Data extracts:
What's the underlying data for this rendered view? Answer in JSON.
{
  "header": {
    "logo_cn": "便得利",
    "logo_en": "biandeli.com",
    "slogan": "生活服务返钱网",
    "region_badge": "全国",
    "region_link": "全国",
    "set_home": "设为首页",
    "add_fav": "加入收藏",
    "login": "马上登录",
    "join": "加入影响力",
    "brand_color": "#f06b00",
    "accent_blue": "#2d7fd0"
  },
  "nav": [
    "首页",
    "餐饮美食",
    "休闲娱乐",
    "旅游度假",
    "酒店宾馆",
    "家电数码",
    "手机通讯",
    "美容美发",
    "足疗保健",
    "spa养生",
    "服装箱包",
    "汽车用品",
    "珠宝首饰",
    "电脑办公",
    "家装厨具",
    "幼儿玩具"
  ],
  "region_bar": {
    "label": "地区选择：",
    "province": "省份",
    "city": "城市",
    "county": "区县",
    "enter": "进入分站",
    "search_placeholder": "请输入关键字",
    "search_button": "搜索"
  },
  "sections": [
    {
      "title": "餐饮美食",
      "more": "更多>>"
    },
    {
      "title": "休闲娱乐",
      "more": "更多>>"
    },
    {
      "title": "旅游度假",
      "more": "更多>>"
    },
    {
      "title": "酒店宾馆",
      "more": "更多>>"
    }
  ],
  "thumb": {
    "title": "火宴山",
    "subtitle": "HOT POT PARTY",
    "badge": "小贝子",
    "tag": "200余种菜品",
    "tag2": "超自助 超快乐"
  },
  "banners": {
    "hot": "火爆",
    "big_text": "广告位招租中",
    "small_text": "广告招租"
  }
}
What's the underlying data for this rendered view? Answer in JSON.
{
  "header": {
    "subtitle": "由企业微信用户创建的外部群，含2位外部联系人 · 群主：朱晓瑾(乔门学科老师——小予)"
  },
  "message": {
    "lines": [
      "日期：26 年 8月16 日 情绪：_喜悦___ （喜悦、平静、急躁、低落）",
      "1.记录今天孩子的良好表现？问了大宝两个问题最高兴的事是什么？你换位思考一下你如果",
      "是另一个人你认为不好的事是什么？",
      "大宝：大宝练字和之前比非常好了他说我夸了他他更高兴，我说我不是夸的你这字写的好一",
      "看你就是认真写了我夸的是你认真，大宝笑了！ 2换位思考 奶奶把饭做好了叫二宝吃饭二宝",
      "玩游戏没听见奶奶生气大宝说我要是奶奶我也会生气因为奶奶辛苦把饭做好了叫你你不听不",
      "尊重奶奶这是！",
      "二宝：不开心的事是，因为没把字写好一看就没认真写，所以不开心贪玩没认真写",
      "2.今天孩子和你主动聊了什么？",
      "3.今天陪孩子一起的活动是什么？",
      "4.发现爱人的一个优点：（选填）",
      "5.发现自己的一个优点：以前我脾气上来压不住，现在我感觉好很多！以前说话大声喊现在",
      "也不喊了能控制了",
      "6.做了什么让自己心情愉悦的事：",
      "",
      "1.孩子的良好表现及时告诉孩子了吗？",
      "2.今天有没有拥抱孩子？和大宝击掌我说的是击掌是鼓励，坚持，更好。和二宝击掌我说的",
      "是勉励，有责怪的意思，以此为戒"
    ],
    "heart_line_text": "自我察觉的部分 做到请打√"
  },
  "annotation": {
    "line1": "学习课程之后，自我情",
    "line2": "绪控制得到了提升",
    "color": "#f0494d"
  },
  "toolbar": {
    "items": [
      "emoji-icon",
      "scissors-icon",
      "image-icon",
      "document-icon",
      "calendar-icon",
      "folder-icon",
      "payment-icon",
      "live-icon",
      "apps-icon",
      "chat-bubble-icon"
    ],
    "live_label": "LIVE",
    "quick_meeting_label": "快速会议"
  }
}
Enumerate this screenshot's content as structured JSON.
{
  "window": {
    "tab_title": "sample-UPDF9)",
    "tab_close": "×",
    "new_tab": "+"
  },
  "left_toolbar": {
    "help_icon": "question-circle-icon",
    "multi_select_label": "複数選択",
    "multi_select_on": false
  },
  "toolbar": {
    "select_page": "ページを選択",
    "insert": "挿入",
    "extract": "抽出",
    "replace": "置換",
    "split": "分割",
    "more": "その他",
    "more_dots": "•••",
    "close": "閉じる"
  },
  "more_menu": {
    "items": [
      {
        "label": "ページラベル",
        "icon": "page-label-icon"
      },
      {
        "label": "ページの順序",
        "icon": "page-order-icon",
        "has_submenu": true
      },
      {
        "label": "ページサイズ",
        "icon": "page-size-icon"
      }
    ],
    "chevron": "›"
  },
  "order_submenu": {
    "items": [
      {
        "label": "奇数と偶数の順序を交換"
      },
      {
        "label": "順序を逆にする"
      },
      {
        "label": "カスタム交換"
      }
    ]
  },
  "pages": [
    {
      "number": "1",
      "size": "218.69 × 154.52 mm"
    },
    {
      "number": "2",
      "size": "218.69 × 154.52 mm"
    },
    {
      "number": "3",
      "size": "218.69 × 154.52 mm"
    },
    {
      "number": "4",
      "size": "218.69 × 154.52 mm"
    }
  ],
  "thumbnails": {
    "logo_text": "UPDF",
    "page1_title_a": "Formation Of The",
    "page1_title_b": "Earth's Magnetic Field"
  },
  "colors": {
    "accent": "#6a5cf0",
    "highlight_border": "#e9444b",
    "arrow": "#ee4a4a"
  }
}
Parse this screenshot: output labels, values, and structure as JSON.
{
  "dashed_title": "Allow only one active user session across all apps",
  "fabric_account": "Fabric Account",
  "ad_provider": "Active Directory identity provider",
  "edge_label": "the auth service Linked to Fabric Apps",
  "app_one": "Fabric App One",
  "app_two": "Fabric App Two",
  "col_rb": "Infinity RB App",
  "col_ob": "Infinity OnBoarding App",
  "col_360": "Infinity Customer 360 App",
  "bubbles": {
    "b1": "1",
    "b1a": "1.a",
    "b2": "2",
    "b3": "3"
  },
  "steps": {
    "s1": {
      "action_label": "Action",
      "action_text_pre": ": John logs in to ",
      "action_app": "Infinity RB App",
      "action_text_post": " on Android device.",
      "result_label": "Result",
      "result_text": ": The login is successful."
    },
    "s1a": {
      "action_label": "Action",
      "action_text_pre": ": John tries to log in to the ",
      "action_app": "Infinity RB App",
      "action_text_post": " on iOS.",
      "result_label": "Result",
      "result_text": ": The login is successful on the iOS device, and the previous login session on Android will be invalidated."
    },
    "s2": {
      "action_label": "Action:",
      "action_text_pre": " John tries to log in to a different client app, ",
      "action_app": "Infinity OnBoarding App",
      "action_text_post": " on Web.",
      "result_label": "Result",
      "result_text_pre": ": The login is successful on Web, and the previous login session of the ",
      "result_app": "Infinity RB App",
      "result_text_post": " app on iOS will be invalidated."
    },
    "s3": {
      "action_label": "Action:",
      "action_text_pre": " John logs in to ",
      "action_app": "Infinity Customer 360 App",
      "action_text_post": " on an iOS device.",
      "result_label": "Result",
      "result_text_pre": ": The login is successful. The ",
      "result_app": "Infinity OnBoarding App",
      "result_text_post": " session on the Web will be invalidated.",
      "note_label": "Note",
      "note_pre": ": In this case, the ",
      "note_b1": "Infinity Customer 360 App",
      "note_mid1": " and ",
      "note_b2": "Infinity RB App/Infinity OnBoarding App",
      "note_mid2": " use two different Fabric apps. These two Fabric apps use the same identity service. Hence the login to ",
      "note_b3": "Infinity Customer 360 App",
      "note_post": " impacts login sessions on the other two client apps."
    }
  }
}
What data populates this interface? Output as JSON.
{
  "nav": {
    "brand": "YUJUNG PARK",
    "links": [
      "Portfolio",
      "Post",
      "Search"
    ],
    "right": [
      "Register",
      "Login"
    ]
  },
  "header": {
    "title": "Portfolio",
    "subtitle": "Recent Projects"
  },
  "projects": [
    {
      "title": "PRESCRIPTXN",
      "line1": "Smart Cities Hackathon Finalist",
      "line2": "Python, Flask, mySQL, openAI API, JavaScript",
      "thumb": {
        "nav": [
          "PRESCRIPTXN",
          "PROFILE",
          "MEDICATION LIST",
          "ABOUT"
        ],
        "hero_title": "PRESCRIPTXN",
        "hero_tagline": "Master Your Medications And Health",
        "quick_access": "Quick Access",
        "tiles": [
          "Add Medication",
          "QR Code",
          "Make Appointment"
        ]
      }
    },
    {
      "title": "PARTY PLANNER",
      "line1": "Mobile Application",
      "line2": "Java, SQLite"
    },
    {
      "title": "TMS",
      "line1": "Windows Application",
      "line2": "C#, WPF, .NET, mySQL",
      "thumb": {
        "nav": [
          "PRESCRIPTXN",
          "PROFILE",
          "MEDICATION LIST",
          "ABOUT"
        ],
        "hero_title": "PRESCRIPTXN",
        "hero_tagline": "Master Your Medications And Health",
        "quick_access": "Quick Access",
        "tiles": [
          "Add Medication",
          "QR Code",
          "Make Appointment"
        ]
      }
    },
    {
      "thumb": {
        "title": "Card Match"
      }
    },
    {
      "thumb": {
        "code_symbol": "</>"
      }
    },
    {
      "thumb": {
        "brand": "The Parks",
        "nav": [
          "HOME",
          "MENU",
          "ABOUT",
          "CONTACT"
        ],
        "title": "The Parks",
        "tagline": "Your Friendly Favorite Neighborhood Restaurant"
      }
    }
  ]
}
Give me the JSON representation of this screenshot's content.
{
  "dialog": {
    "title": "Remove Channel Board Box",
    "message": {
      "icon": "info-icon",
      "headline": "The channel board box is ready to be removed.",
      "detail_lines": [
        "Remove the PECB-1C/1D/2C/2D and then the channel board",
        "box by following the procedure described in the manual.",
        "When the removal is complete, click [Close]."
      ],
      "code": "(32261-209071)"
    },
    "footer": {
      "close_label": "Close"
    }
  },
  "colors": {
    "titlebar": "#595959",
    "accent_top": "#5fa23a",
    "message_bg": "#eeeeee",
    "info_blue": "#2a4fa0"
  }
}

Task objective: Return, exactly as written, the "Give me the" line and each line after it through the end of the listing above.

The completed task:
Give me the JSON representation of this screenshot's content.
{
  "dialog": {
    "title": "Remove Channel Board Box",
    "message": {
      "icon": "info-icon",
      "headline": "The channel board box is ready to be removed.",
      "detail_lines": [
        "Remove the PECB-1C/1D/2C/2D and then the channel board",
        "box by following the procedure described in the manual.",
        "When the removal is complete, click [Close]."
      ],
      "code": "(32261-209071)"
    },
    "footer": {
      "close_label": "Close"
    }
  },
  "colors": {
    "titlebar": "#595959",
    "accent_top": "#5fa23a",
    "message_bg": "#eeeeee",
    "info_blue": "#2a4fa0"
  }
}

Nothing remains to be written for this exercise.